Watching live news coverage of Hurricanes Harvey, Irma and Maria filled me with dread. My mind wandered back to Hurricane Katrina. Important changes in disaster preparedness were adopted across the United States for skilled nursing facilities in the aftermath of Katrina.
At a certain point in the disease process, people living with dementia need to move into memory care. This common assumption just isn’t true – at least, not for everyone. As with most anything in life, financial resources create choices. The second, and perhaps most important, part to consider is willingness.
No one chooses to make a move to memory care on a whim. It’s an emotionally bruising experience, often made when you’re most exhausted and vulnerable.
One of the hardest decisions you’ll ever make as a dementia care partner is when to move your parent or partner into memory care. Once the move is done, you next need to know how to work effectively with senior care staff.
Being the primary care partner for a person living with dementia is tough.

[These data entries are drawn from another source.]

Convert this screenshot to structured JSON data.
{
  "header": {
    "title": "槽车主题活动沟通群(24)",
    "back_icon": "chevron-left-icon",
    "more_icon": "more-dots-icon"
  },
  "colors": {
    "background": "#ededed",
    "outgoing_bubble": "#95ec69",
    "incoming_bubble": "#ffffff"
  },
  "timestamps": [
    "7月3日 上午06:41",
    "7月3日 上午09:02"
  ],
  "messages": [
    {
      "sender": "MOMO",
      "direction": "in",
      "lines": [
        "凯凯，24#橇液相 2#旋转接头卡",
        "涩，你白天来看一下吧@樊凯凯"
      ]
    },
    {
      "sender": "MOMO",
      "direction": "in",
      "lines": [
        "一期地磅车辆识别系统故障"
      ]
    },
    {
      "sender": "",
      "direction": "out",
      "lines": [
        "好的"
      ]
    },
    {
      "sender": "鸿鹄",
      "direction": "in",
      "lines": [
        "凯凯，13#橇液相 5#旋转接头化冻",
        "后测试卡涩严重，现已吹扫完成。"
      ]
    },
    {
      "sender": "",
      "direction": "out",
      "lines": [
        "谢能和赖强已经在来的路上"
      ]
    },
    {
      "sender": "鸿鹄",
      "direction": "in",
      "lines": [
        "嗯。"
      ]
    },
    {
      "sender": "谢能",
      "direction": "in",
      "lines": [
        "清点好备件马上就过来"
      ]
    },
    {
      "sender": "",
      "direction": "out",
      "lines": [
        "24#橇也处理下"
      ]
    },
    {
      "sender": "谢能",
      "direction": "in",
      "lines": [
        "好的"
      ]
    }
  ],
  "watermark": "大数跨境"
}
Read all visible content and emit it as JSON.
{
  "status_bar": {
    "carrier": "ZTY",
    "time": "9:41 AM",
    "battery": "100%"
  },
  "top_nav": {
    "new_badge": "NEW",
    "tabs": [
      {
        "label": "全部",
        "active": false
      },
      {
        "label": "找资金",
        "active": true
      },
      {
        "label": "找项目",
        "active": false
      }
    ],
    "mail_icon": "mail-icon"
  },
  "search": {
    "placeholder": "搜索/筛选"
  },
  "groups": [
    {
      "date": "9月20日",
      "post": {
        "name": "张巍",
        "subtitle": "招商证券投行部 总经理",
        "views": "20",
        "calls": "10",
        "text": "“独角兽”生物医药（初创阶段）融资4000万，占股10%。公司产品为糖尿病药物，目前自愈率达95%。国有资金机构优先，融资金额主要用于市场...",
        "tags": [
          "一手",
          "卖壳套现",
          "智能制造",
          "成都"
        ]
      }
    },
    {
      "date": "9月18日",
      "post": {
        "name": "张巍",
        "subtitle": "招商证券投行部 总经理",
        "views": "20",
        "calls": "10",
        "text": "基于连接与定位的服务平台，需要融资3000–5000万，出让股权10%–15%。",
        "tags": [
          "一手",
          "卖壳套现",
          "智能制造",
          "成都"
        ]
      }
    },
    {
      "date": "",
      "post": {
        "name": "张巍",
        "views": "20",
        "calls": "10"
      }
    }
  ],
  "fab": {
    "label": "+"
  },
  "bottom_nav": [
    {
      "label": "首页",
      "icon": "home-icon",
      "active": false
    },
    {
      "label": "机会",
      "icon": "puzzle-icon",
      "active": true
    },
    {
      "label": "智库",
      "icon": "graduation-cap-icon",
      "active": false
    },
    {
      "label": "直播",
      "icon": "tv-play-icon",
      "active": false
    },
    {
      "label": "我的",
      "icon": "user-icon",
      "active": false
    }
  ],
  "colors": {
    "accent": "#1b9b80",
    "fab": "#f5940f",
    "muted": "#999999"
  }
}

Beyond the grief of watching a person you love go through an unforgiving disease process, you’ve got the practical matter of another grown person’s life to manage, as well as your own.
Caring for a parent or partner living with dementia can become an all-consuming task. It is often an experience that becomes your whole life. Some care partners take on the role because they want to, some because they feel they have to, and others because they never considered any other option.
In working with 1,100 people living with dementia, I’ve found working with them is the easy part! It’s their families who are much more challenging.
I did my first “research” paper in 2nd grade. I chose Harriet Tubman. When I learned what one woman could accomplish against unbelievable odds, I was hooked. I devoured stories of female trailblazers, marvelling at Marie Curie, Elizabeth Cady Stanton, and Dr Elizabeth Blackwell. Rosa Parks, Amelia Earhart, and Malala Yousafzai have inspired me. Being a trailblazer is hard work.